You can use it to build things like network aware clipboards, notifications from servers to your desktop, ad hoc assembled work queues for doing shell based work on many cores and more.

  • It has two basic modes of operation: multi consumer and multi producer or a work queue style multi producer to a load shared group of consumers
  • By default, the publisher will block until there are consumers, by default it will give up after 1 hour, you can adjust this using --timeout 5m or by setting PIPER_TIMEOUT=5m for example
  • An asynchronous mode, that avoid above blocking, is support if you have NATS JetStream
  • In synchronous mode no data is stored, it's all ephemeral and the data is private to either your own NATS servers or your account on Synadia NGS (NATS as a Service). This means we won't be doing anything like serving web pages but with the shell utility scope I quite like it
  • It's secure your data can not be accessed by anyone else
  • Your data is compressed, NATS isn't great for large payloads but this will help a bit

Multi Producer to Multi Consumer

The n:n mode means a single producer can send a notify and any listeners on the given channel will all get the message, here are a few use cases.

Network aware speech synth

On your desktop(s) listen to messages, here using the OS X CLI tool say that reads out whatever it receives over your speakers:

while true
  piper listen say | xargs say

On any other machine:

$ ./ ; piper say "long job completed"

Once completes your speakers will say it's done.

You can also brew install terminal-notifier and use that to get nice popups on your desktop with configurable titles, sound etc, for example instead of xargs say you'd use terminal-notifier -title Piper -sound default

Network aware clipboard

On your desktop(s) run this:

while true
  piper listen clipboard | pbcopy

Now on any other machine you can send data to your clipboard quite easily:

$ ls | piper clipboard

Multi Producer to Load shared grouped Consumers

To demonstrate the load shared group we can resize a set of png images across 2 shells, more useful utilities would be to fetch images from a s3 bucket and put smaller ones back, the requests would just be the file names or urls, but lets keep it simple:

On one shell run this:


for filename in *.png
    echo $filename | piper notify resize

On 2 other shells run this:


while true
  filename=$(piper listen resize --group)
  base=$(basename "${filename}" .png)
  echo $filename
  convert -size 50%x50% "${filename}" "${base}-small.jpg"

Your images will now be resized using max 2 cores.

Asynchronous Mode

The examples above shows a blocking - synchronous - operation.

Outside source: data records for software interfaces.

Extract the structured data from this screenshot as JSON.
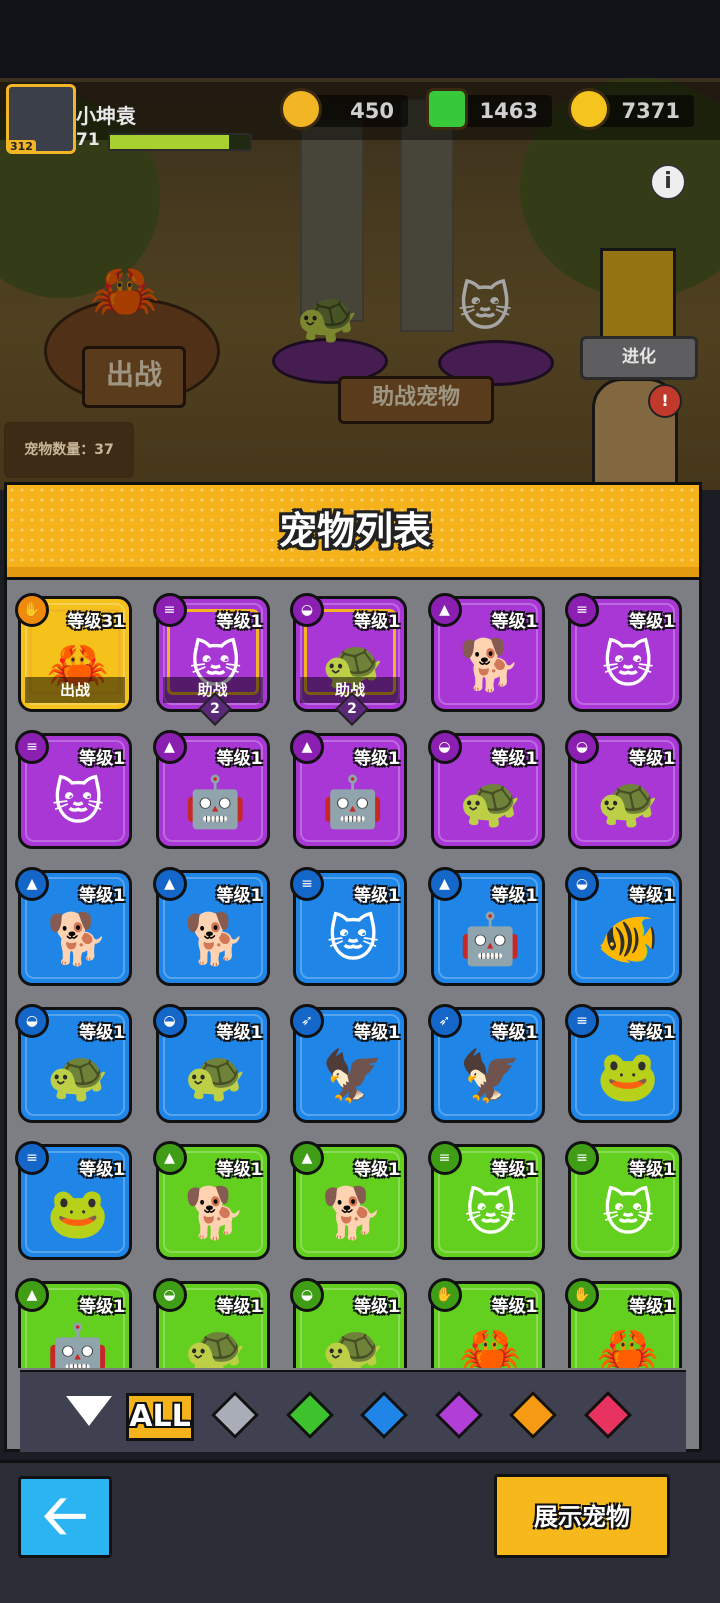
{
  "header": {
    "player_name": "小坤袁",
    "player_level": "71",
    "avatar_badge": "312",
    "xp_progress": 0.85,
    "currencies": [
      {
        "name": "coin",
        "value": "450",
        "color": "#f2b523"
      },
      {
        "name": "green-gem",
        "value": "1463",
        "color": "#38c93a"
      },
      {
        "name": "gold-plus",
        "value": "7371",
        "color": "#f5c51d"
      }
    ],
    "info_label": "i"
  },
  "scene": {
    "deploy_sign": "出战",
    "assist_sign": "助战宠物",
    "evolve_label": "进化",
    "pet_count": "宠物数量：37",
    "alert": "!"
  },
  "panel": {
    "title": "宠物列表"
  },
  "pets": [
    {
      "level": "等级31",
      "rarity": "gold",
      "type_icon": "paw-icon",
      "sprite": "🦀",
      "status": "出战"
    },
    {
      "level": "等级1",
      "rarity": "purple",
      "type_icon": "coins-icon",
      "sprite": "🐱",
      "status": "助战",
      "badge": "2"
    },
    {
      "level": "等级1",
      "rarity": "purple",
      "type_icon": "shell-icon",
      "sprite": "🐢",
      "status": "助战",
      "badge": "2"
    },
    {
      "level": "等级1",
      "rarity": "purple",
      "type_icon": "dog-icon",
      "sprite": "🐕"
    },
    {
      "level": "等级1",
      "rarity": "purple",
      "type_icon": "coins-icon",
      "sprite": "🐱"
    },
    {
      "level": "等级1",
      "rarity": "purple",
      "type_icon": "coins-icon",
      "sprite": "🐱"
    },
    {
      "level": "等级1",
      "rarity": "purple",
      "type_icon": "dog-icon",
      "sprite": "🤖"
    },
    {
      "level": "等级1",
      "rarity": "purple",
      "type_icon": "dog-icon",
      "sprite": "🤖"
    },
    {
      "level": "等级1",
      "rarity": "purple",
      "type_icon": "shell-icon",
      "sprite": "🐢"
    },
    {
      "level": "等级1",
      "rarity": "purple",
      "type_icon": "shell-icon",
      "sprite": "🐢"
    },
    {
      "level": "等级1",
      "rarity": "blue",
      "type_icon": "dog-icon",
      "sprite": "🐕"
    },
    {
      "level": "等级1",
      "rarity": "blue",
      "type_icon": "dog-icon",
      "sprite": "🐕"
    },
    {
      "level": "等级1",
      "rarity": "blue",
      "type_icon": "coins-icon",
      "sprite": "🐱"
    },
    {
      "level": "等级1",
      "rarity": "blue",
      "type_icon": "dog-icon",
      "sprite": "🤖"
    },
    {
      "level": "等级1",
      "rarity": "blue",
      "type_icon": "shell-icon",
      "sprite": "🐠"
    },
    {
      "level": "等级1",
      "rarity": "blue",
      "type_icon": "shell-icon",
      "sprite": "🐢"
    },
    {
      "level": "等级1",
      "rarity": "blue",
      "type_icon": "shell-icon",
      "sprite": "🐢"
    },
    {
      "level": "等级1",
      "rarity": "blue",
      "type_icon": "eagle-icon",
      "sprite": "🦅"
    },
    {
      "level": "等级1",
      "rarity": "blue",
      "type_icon": "eagle-icon",
      "sprite": "🦅"
    },
    {
      "level": "等级1",
      "rarity": "blue",
      "type_icon": "coins-icon",
      "sprite": "🐸"
    },
    {
      "level": "等级1",
      "rarity": "blue",
      "type_icon": "coins-icon",
      "sprite": "🐸"
    },
    {
      "level": "等级1",
      "rarity": "green",
      "type_icon": "dog-icon",
      "sprite": "🐕"
    },
    {
      "level": "等级1",
      "rarity": "green",
      "type_icon": "dog-icon",
      "sprite": "🐕"
    },
    {
      "level": "等级1",
      "rarity": "green",
      "type_icon": "coins-icon",
      "sprite": "🐱"
    },
    {
      "level": "等级1",
      "rarity": "green",
      "type_icon": "coins-icon",
      "sprite": "🐱"
    },
    {
      "level": "等级1",
      "rarity": "green",
      "type_icon": "dog-icon",
      "sprite": "🤖"
    },
    {
      "level": "等级1",
      "rarity": "green",
      "type_icon": "shell-icon",
      "sprite": "🐢"
    },
    {
      "level": "等级1",
      "rarity": "green",
      "type_icon": "shell-icon",
      "sprite": "🐢"
    },
    {
      "level": "等级1",
      "rarity": "green",
      "type_icon": "paw-icon",
      "sprite": "🦀"
    },
    {
      "level": "等级1",
      "rarity": "green",
      "type_icon": "paw-icon",
      "sprite": "🦀"
    }
  ],
  "filters": {
    "collapse_icon": "triangle-down-icon",
    "all_label": "ALL",
    "gems": [
      {
        "name": "gray",
        "color": "#a9adb8"
      },
      {
        "name": "green",
        "color": "#3ec22e"
      },
      {
        "name": "blue",
        "color": "#1f86e8"
      },
      {
        "name": "purple",
        "color": "#b23ed8"
      },
      {
        "name": "orange",
        "color": "#f59a12"
      },
      {
        "name": "red",
        "color": "#e8325f"
      }
    ]
  },
  "footer": {
    "back_icon": "arrow-left-icon",
    "show_pets_label": "展示宠物"
  }
}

While no persistence is needed it does mean your notifier is coupled to your listener and if either dies so does all progress.

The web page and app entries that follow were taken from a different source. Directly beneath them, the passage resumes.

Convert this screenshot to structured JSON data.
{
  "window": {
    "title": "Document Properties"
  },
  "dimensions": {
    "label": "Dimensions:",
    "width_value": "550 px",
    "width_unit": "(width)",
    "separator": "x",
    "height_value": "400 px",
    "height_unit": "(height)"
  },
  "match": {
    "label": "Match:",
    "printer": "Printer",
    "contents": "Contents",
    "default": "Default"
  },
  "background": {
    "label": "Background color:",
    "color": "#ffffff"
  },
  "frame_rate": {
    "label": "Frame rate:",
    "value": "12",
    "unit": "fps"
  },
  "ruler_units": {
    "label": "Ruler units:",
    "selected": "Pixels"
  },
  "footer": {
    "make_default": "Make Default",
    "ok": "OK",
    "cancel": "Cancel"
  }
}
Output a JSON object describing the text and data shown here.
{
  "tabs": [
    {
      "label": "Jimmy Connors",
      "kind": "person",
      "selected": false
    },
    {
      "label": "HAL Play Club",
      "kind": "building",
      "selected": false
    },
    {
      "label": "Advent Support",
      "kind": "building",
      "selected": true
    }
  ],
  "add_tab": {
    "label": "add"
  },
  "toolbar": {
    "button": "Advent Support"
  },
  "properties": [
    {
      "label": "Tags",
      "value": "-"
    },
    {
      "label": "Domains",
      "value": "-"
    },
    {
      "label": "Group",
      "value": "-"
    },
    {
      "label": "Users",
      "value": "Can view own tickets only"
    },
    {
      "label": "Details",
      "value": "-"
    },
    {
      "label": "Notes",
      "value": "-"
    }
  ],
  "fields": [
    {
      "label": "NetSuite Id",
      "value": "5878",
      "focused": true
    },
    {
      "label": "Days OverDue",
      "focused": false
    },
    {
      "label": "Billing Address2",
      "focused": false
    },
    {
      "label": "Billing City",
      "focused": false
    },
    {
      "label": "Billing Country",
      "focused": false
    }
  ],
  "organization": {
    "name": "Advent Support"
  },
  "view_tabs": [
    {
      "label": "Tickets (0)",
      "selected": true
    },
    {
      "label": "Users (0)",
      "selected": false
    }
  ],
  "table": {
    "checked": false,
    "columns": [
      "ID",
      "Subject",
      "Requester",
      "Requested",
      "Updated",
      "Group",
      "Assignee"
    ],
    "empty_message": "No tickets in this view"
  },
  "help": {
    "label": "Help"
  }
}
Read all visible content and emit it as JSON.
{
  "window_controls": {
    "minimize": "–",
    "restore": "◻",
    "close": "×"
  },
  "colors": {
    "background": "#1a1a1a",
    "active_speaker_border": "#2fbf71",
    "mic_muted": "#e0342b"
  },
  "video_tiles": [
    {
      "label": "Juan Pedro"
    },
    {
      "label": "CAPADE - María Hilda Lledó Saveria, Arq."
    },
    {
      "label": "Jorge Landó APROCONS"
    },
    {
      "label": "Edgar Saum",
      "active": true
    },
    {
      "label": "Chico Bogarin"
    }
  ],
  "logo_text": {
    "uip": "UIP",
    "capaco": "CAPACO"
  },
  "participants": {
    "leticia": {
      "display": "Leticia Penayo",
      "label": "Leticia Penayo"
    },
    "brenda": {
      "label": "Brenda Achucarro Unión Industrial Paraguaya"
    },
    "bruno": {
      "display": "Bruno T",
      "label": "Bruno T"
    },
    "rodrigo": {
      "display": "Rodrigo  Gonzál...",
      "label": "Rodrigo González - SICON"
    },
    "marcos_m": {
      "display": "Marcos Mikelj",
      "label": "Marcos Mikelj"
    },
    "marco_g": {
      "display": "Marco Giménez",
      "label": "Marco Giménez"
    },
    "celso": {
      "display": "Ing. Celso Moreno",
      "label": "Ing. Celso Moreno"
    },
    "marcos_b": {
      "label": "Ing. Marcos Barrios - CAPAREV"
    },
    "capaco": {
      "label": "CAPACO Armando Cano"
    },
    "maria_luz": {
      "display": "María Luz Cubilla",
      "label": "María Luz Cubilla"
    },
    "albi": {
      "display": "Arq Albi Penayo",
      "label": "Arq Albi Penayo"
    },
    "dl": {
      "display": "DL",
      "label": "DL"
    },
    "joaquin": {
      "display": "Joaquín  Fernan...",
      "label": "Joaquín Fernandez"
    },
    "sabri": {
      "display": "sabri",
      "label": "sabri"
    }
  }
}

Piper supports NATS JetStream (currently in preview) for persistence, in this case the notifier will publish data into JetStream and the listener will read from JetStream like a work queue.

If your NATS network has JetStream you can do piper setup to configure the required settings in JetStream and pass -a or set PIPER_ASYNC=1 in your environment. Once this is done Piper will be asynchronous.


To use it you need a NATS server, or you can sign up for a free NGS account.

You can use any NATS server, create a NATS context using nats cli:

$ nats context add piper --server --credentials /some/user.creds --description "NATS Piper"

Piper will automatically use the context called piper, you can pass --context or set PIPER_CONTEXT to pick another.

When in persistent mode data is kept for up to 24 hours or until any listener consumed it whichever comes first.


  • Encryption of the data


Basic features work as I want them to work, and I really like it


R.I.Pienaar | | @ripienaar